Film Review – Our Father
That was my response throughout the new Netflix documentary, Our Father (2022). The streaming giant has gained a reputation with its true crime docs, often highlighting the salacious details in hopes of gaining traction through word of mouth. As Making a Murderer (2015) and Tiger King (2020) proved, amplifying the shock value of real-life stories can spark an online viral response. The danger with this approach is that it trivializes the traumatic and painful experiences of the subjects. It’s one thing to draw attention to these stories, but it’s another thing to accentuate the lurid aspects in hopes of gaining buzz amongst viewers.
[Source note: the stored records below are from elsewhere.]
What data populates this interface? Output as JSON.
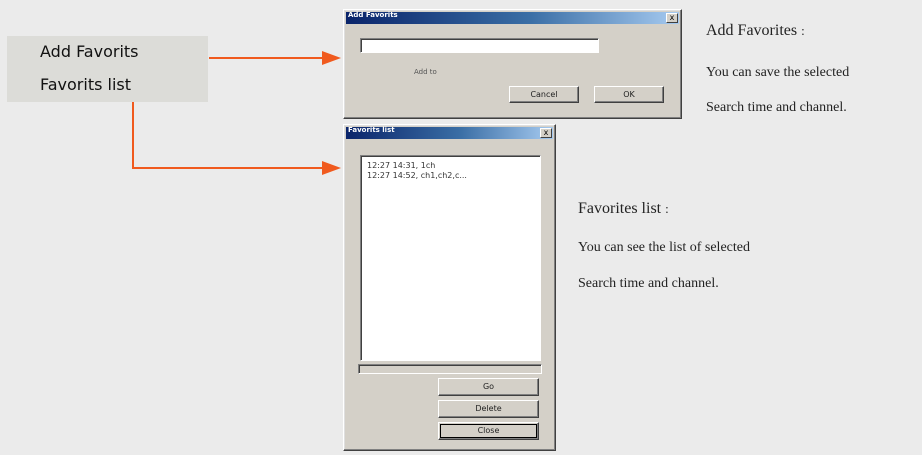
{
  "menu": {
    "items": [
      {
        "label": "Add Favorits"
      },
      {
        "label": "Favorits list"
      }
    ]
  },
  "colors": {
    "arrow": "#f05a1e",
    "menu_bg": "#dcdcd8",
    "dialog_bg": "#d4d0c8",
    "titlebar_start": "#0a246a"
  },
  "add_dialog": {
    "title": "Add Favorits",
    "close_glyph": "x",
    "name_value": "",
    "hint_label": "Add to",
    "cancel_label": "Cancel",
    "ok_label": "OK"
  },
  "list_dialog": {
    "title": "Favorits list",
    "close_glyph": "x",
    "items": [
      {
        "text": "12:27 14:31, 1ch"
      },
      {
        "text": "12:27 14:52, ch1,ch2,c..."
      }
    ],
    "go_label": "Go",
    "delete_label": "Delete",
    "close_label": "Close"
  },
  "descriptions": {
    "add": {
      "title": "Add Favorites",
      "colon": ":",
      "lines": [
        "You can save the selected",
        "Search time and channel."
      ]
    },
    "list": {
      "title": "Favorites list",
      "colon": ":",
      "lines": [
        "You can see the list of selected",
        "Search time and channel."
      ]
    }
  }
}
I’m afraid that is what director Lucie Jourdan and the rest production does here. The doc centers on a heinous act committed by a morally bankrupt villain, spending exhaustive efforts to punch that point home. We’re introduced to Dr. Donald Cline, an Indianapolis fertility doctor, who – against all medical ethics – used his own sperm to impregnate his patients. Cline lied to them, advising that the samples were coming from anonymous medical students but in reality switched them with his own. Re-enactments show Cline (played by Keith Boyle) hustling into an adjacent room to masturbate into a cup while the women waited unknowingly. The result was countless half-siblings growing up not realizing the truth of their biological father. It was not until several of them took DNA tests that Cline’s deception was revealed.
This is a gross betrayal of trust between a physician and his patients, with wide-spreading effects. Because Cline’s actions went undetected for years, there is an untold number of his offspring. Many of those that are verified live within a short distance of one another, some within the same town. This brings up a host of questions: Could any of them know each other without realizing they’re related? Could some have dated? Could a child in a playground bump into another kid without knowing they have the same grandfather?
The idea makes the skin crawl. The doc realizes this and exploits it to a high degree. The filmmaking gets in the way of the human story. The direction, cinematography, editing, and music construct the narrative as though it were a B-level horror film (the fact that this is a Blumhouse production might have something to do with that). Cline – in re-enactments – is shot like an otherworldly demon, with his head tilted down looking up through his eyebrows toward the camera. The music intrudes with dark and brooding melodies, occasionally inserting loud booms to mark shocking twists. Worst of all, whenever we meet a new sibling, they’re accompanied by an onscreen counter designating what “number” they are. Each time the counter ticks up (“Sibling #2, Sibling #6, Sibling #17,” etc.) we hear the sound of a man moaning. Was this necessary? We understand the means by which Cline collected his own samples – do we need to be reminded of his ejaculation every time the counter goes up?
I became increasingly put off by how the doc presents this story. Our de facto protagonist is Jacoba Ballard, who was one of Cline’s off-spring and is assigned as “Sibling #1.” Jacoba was one of the first to discover what Cline was doing and made it a personal mission to expose him. Unfortunately, the film does not do a good enough job in supporting her (or any of the other siblings). When she talks about walking down the street unsure if anyone she walks by is related to her, the production actually has her walking down a random street with actors suspiciously glaring at her. When we hear real life phone conversations between Jacoba and the real Cline, she is tasked to participate in the re-enactment, having to relive those moments. The production has her sit in a stage with newspaper clippings and random photos scattered everywhere, as if she were a loony conspiracy theorist. This notion is further exemplified in the scene where she – along with other siblings – debate Cline’s motives. Was it a sexual fetish? Was Cline part of a religious cult intent to spread their seed across the country? This is nothing but pure speculation – trying to connect the dots using invisible lines.
Things settle down once we get into the details of the investigation and subsequent trial, which itself was a mess. One person of note was Angela Ganote, a local news station reporter who was notified of Jacoba’s case and doggedly pursued it. It was through her determination that authorities finally caught wind of Cline. Legally, prosecutors had a difficult time trying to pinpoint a crime that would fit what Cline did. For any outsider, it’s obvious that Cline did something terrible, but the law (at the time) did not have a precedence for this case. How could attorneys define the crime? Was it rape when the women came to Cline knowing he was going to inseminate them? Was it fraud when the donors were meant to be anonymous? It was a slippery slope of legal jargon, reinforcing the idea that victims of crime are often left to the wayside when it comes to justice.
Don’t get me wrong, what happened to these women and their families was wrong and they need to have their voices heard. However, they deserve to be featured in a better documentary. Our Father is not the strongest platform for this material. The manipulative filmmaking undercuts what is being told, making the doc more about the beast than the people.